Czech Gas Union (ČPU) president Oldřich Petržilka told Czech Position that the three potential routes to connect the Czech transmission system with WAG (i.e., LBL, Mozart, and České Budějovice), would basically have the same strategic significance though “of course a direct route from Baumgarten would be simpler.”

“In any case, all these projects are extremely costly, and further studies of market demand are required,” Petržilka said, adding that he doesn’t expect any decisions soon. Gas experts agree it is very unlikely that more than one of these three potential routes will be built.

Gas consumption set to rise

In 2010, the Czech Republic consumed a little under 8.98 billion cubic meters (BCM) of gas, almost 10 percent more than in 2009. The It is likely RWE, E.ON and CE Group will wait to see the impact of Nord Stream before making further decisions on building a pipeline to connect with WAG.ČPU says the increase was spurned by the upturn in industry, which is the largest consumer of gas in the country accounting for 36 percent, and by a cold winter, which boosted consumption by households.

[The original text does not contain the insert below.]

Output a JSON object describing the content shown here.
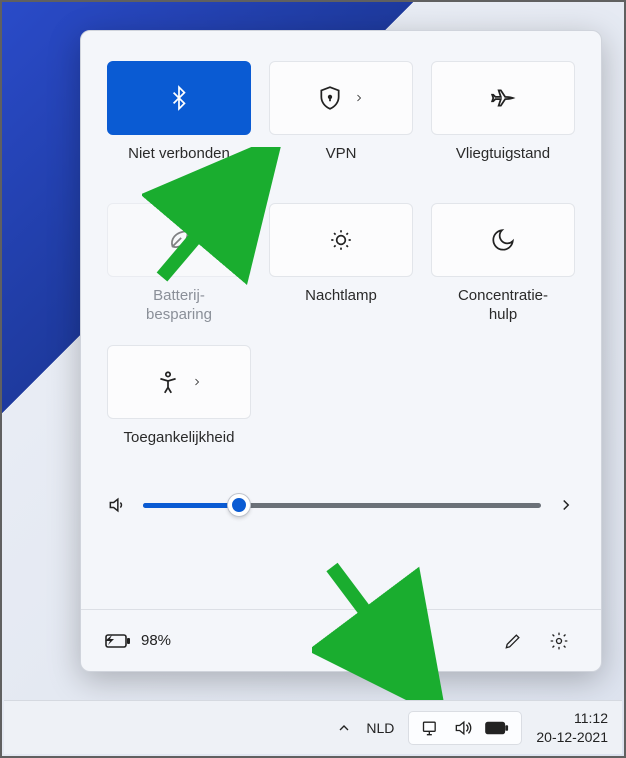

The Ministry of Industry and Trade (MPO) predicts gas consumption in the Czech Republic will rise to over 12 BCM a year in 2020, largely due to plans to build several gas-fired power plants. Nevertheless, with the launch of operation of the Nord Stream pipeline, which runs from Russia to Germany, scheduled for November, and the prospect of either or both the South Stream and Nabucco pipelines being completed between 2017 and 2010, it remains unclear which import routes will be most efficient for wholesale gas suppliers in the Czech Republic. As such it is likely that RWE, E.ON and CE Group will wait to see the impact of Nord Stream before making further decisions on building a pipeline to connect with WAG.

Russian gas from Nord Stream will be shipped to the Czech Republic via the OPAL and recently completed Gazela pipeline.

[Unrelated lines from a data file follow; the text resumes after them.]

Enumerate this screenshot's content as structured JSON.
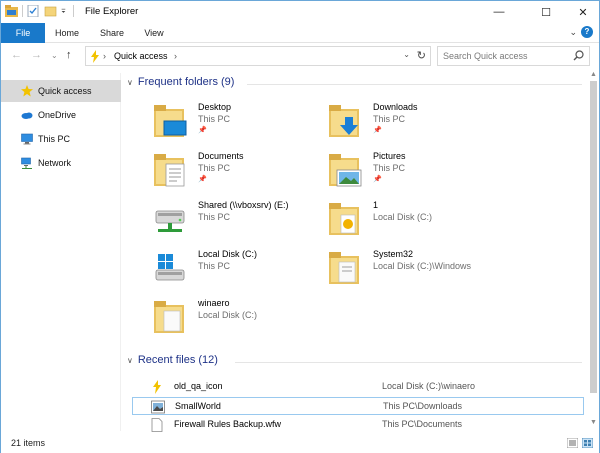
{
  "window": {
    "title": "File Explorer"
  },
  "window_controls": {
    "minimize": "—",
    "maximize": "☐",
    "close": "✕"
  },
  "ribbon": {
    "tabs": [
      "File",
      "Home",
      "Share",
      "View"
    ],
    "expand_glyph": "⌄",
    "help_glyph": "?"
  },
  "navigation": {
    "back_glyph": "←",
    "forward_glyph": "→",
    "recent_glyph": "⌄",
    "up_glyph": "↑",
    "breadcrumb": "Quick access",
    "refresh_glyph": "↻"
  },
  "search": {
    "placeholder": "Search Quick access"
  },
  "sidebar": {
    "items": [
      {
        "label": "Quick access",
        "icon": "star-icon",
        "active": true
      },
      {
        "label": "OneDrive",
        "icon": "cloud-icon"
      },
      {
        "label": "This PC",
        "icon": "computer-icon"
      },
      {
        "label": "Network",
        "icon": "network-icon"
      }
    ]
  },
  "frequent": {
    "title": "Frequent folders (9)",
    "caret": "∨",
    "folders": [
      {
        "name": "Desktop",
        "location": "This PC",
        "pinned": true,
        "icon": "desktop-folder-icon"
      },
      {
        "name": "Downloads",
        "location": "This PC",
        "pinned": true,
        "icon": "downloads-folder-icon"
      },
      {
        "name": "Documents",
        "location": "This PC",
        "pinned": true,
        "icon": "documents-folder-icon"
      },
      {
        "name": "Pictures",
        "location": "This PC",
        "pinned": true,
        "icon": "pictures-folder-icon"
      },
      {
        "name": "Shared (\\\\vboxsrv) (E:)",
        "location": "This PC",
        "pinned": false,
        "icon": "network-drive-icon"
      },
      {
        "name": "1",
        "location": "Local Disk (C:)",
        "pinned": false,
        "icon": "folder-icon"
      },
      {
        "name": "Local Disk (C:)",
        "location": "This PC",
        "pinned": false,
        "icon": "windows-drive-icon"
      },
      {
        "name": "System32",
        "location": "Local Disk (C:)\\Windows",
        "pinned": false,
        "icon": "folder-icon"
      },
      {
        "name": "winaero",
        "location": "Local Disk (C:)",
        "pinned": false,
        "icon": "folder-icon"
      }
    ]
  },
  "recent": {
    "title": "Recent files (12)",
    "caret": "∨",
    "files": [
      {
        "name": "old_qa_icon",
        "path": "Local Disk (C:)\\winaero",
        "icon": "lightning-file-icon",
        "selected": false
      },
      {
        "name": "SmallWorld",
        "path": "This PC\\Downloads",
        "icon": "image-file-icon",
        "selected": true
      },
      {
        "name": "Firewall Rules Backup.wfw",
        "path": "This PC\\Documents",
        "icon": "document-file-icon",
        "selected": false
      }
    ]
  },
  "pin_glyph": "📌",
  "status": {
    "items_count": "21 items"
  },
  "colors": {
    "accent": "#1979ca",
    "section_title": "#1e3287",
    "selection_border": "#99c9ef"
  }
}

Supply diversity - a political priority

Despite the emergence of new routes for gas imports to the CEE region and the Czech Republic with the imminent opening of Nord Stream and an expected route from the Caspian via Turkey, the TGL and wider 5GL project is considered as strategically important to the EU policy to reduce dependence on imports of gas from Russia as it would enable imports to the CEE region of compressed and liquid gas shipped to Italy by sea, predominantly from North Africa.

The TGL consortium is comprised of five Austrian gas distribution and retailers which together hold a majority stake in the project, while German gas major E.ON Ruhrgas which holds a 48.05 percent stake.